Data for this exercise:
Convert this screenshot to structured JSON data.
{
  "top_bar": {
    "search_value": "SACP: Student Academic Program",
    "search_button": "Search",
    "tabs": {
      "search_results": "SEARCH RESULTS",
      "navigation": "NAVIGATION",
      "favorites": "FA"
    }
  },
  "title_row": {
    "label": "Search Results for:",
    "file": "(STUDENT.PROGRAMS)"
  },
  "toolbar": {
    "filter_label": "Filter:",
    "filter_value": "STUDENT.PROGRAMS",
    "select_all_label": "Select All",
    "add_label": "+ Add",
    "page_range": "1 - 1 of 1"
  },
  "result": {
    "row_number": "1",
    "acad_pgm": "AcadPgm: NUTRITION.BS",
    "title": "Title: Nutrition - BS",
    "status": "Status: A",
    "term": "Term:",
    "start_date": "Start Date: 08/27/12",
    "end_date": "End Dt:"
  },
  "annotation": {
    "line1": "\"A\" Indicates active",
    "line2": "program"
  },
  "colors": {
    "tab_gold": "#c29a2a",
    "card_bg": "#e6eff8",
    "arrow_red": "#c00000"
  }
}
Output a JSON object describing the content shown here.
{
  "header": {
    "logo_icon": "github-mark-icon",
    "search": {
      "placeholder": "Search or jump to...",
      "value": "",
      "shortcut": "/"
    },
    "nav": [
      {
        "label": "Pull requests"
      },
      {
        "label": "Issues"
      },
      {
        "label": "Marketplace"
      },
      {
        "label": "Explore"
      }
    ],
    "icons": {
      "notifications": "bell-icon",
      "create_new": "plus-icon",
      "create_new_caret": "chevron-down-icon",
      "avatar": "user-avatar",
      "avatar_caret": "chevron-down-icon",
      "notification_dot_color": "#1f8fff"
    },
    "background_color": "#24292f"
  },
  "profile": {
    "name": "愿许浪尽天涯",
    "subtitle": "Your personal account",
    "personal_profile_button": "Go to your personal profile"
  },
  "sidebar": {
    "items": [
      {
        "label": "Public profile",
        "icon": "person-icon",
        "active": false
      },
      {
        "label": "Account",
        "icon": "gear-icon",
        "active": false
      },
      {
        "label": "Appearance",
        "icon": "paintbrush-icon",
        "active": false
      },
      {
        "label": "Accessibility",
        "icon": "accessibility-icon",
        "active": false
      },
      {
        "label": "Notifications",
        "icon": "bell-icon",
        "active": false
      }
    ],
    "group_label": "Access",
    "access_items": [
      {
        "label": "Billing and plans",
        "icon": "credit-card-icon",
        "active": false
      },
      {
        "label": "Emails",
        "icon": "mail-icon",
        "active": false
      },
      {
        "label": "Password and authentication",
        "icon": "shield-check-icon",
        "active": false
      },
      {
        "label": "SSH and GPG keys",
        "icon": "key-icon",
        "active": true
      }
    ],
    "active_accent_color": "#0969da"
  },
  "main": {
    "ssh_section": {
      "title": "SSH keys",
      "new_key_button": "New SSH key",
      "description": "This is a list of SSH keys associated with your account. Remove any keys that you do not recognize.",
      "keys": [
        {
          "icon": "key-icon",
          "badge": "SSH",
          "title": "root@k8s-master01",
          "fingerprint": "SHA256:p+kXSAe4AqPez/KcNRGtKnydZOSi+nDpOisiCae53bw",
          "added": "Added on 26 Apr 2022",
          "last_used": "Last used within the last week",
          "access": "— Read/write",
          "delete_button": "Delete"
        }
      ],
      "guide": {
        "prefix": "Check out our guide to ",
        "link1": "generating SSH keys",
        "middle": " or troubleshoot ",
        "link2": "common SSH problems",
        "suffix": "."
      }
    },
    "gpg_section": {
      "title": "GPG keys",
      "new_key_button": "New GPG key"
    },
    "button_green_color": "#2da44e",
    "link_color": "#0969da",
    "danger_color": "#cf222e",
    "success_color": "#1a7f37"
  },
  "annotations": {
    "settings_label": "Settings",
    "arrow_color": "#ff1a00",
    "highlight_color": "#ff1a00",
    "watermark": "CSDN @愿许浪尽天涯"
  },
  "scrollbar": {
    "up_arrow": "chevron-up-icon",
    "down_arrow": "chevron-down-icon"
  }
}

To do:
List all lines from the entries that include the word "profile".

Problem solution:
  "profile": {
    "personal_profile_button": "Go to your personal profile"
        "label": "Public profile",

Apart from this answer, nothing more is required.